Excerpts from Jim Conrad's
Naturalist Newsletter

from the February 21,  2010 Newsletter issued from Hacienda Chichen Resort beside Chichén Itzá Ruins, central Yucatán, MÉXICO

For months I've been eating passion fruits off the vines of a nearby stone wall densely overgrown with passionflower vines -- genus Passiflora of the Passion-Flower Family. You can see one of the fruits hanging next to a typical three-lobed leaf below:


Though many species of Passionflower exist and many cultivars are grown for their edible fruits, I'm guessing that our vines are PASSIFLORA EDULIS var. FLAVICARPA. Passiflora edulis has a purple-fruited variety and a yellow-fruited one, and the picture shows the latter, with the fruit just beginning to ripen.

Yellow Passion Fruit, PASSIFLORA EDULIS var. FLAVICARPA, open fruit

Above the fruit has been cut open to reveal its many semi-hard seeds embedded in their pulpy arils. The aril in passion fruits is the outer covering of the seed, and it arises from the seed's hilum or funiculus. The funiculus is the "umbilical cord" connecting the fruit wall with the seed. You can see macaroni-like funiculi in the picture appearing as stalks arising from the fruit's inside wall. A seed's hilum is the scar or mark indicating the point of attachment of the seed with its funiculus. In the US we often run into fruiting Hearts-a-bustin', genus Euonymus, in which the seeds are enclosed in orange-colored aril that attract birds to come eat the seeds and transport them to parts unknown.

Another distinguishing feature of passion fruits is the tough stem affixed at the fruit's base. That stem is what becomes of the stalk upon which a passion flower's ovary perches inside the flower. You can clearly see the ovary's stalk (known as the gynophore) in the second and third pictures on our Passion-Flower page at http://www.backyardnature.net/fl_passn.htm.

Passion fruits are good to eat, though our yellow variety is a bit tart to eat without adding lots of sweetening. A delicious drink is made by blending the fruit pulp with ice, water, sugar, and a pinch of bicarbonate of soda. The juice is an excellent source of Vitamin C.
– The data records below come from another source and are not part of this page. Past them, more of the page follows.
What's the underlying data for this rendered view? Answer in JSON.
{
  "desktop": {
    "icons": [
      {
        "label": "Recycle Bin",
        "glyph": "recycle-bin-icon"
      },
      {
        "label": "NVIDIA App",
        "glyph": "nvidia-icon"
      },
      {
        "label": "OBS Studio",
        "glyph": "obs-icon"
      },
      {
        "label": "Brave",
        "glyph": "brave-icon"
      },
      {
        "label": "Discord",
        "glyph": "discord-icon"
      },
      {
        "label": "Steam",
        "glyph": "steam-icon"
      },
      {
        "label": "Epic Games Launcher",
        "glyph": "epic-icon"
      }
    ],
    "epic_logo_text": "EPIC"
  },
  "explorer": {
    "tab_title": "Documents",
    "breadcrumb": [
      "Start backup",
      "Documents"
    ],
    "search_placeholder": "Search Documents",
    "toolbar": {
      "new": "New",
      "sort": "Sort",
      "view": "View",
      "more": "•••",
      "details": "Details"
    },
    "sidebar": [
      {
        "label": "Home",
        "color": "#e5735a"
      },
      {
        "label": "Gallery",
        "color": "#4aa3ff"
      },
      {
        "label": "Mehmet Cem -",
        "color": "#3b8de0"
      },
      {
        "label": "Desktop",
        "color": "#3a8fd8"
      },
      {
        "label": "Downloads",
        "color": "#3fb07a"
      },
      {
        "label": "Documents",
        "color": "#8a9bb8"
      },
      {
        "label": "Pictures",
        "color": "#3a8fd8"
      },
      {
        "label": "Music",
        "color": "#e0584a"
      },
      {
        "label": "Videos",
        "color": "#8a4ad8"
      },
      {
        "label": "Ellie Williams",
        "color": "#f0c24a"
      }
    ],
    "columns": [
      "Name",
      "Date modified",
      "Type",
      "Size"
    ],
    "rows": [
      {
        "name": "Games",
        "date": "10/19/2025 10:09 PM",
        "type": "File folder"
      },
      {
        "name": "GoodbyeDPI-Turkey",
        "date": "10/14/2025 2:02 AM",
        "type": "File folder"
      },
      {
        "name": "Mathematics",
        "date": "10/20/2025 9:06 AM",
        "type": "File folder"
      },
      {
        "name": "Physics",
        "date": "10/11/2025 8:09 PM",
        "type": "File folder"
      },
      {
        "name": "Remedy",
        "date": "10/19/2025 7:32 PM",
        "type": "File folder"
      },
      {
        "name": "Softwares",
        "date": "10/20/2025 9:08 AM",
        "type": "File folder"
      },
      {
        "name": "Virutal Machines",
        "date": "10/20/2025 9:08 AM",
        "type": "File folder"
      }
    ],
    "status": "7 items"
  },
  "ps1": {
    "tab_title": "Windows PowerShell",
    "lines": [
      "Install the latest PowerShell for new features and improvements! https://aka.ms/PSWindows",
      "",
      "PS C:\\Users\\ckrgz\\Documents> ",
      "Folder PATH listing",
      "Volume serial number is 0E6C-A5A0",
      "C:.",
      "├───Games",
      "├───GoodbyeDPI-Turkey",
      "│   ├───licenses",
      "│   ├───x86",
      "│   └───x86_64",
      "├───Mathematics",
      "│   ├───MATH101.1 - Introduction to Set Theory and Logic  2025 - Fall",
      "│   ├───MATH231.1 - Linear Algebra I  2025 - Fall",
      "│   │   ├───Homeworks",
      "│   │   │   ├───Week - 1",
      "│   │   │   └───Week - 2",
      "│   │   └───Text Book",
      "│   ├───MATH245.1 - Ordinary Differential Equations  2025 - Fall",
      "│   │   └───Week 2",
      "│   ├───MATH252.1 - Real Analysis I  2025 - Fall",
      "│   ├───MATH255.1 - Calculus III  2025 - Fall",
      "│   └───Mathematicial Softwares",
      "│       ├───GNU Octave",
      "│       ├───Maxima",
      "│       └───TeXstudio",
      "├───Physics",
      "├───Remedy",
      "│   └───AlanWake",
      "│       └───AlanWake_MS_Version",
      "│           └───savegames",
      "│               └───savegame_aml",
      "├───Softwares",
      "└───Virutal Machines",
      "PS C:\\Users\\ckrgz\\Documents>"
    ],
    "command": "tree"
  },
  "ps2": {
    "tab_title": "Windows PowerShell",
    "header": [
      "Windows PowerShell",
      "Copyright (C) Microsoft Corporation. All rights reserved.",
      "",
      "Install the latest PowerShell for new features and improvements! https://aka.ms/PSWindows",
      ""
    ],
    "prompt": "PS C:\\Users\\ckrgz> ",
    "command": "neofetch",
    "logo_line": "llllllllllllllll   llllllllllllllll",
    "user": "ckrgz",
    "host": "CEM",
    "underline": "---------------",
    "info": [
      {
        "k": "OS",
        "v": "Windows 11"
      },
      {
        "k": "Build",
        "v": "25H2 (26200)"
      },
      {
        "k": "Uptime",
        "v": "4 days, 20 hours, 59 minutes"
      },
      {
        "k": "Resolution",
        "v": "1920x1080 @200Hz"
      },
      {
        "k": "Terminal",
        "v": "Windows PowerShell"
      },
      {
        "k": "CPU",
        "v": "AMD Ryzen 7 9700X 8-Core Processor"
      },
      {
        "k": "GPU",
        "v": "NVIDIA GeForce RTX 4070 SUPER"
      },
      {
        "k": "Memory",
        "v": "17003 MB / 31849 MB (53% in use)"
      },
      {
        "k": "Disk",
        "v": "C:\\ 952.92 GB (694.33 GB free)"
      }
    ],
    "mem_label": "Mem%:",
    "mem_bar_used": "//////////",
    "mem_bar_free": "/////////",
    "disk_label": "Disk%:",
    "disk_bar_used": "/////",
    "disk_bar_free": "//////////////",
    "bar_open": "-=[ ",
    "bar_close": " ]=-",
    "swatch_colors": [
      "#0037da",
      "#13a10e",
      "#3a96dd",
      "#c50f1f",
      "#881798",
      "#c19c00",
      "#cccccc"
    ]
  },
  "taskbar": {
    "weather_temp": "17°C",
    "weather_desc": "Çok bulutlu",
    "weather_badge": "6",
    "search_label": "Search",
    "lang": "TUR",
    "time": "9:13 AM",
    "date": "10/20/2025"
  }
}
from the May 9, 2010 Newsletter issued from Hacienda Chichen Resort beside Chichén Itzá Ruins, central Yucatán, MÉXICO

In last February's Newsletter we met our fruiting Yellow Passion Fruit vines, shown above. Now those same vines are flowering, gorgeously so. You can see a three-inch-across (7.5 cm) blossom  below.

(By the way, passionflower blossoms display some unusual anatomy. You might enjoy figuring out what the various parts are of the blossom in the above picture by referring to my Passionflower page, with parts labeled, at http://www.backyardnature.net/fl_passn.htm.)


from the May 7, 2017 Newsletter issued from Rancho Regensis north of Valladolid, Yucatán, MÉXICO

Nowadays a passionflower vine here at the ranch is loaded with blossoms, a close-up of the complex and beautiful center of one flower being shown below:

PASSIFLORA EDULIS, stigma and stamens

Many of our vine's flowers are damaged. Below, you can see one not yet expanded, but with one side completely ripped away, one of the pistil's three stigma arms broken off, several stamens missing and others mangled, and an entire sepal gone:

PASSIFLORA EDULIS, flower after nectar robbery

This damage was caused by an animal robbing the flower's nectar, so who was the robber? My guess is that it was a bat, a rodent, or a bird and, if a bird, maybe an Altamira Oriole or Golden-fronted Woodpecker, both frequently seen here ravaging fruits such as oranges and bananas.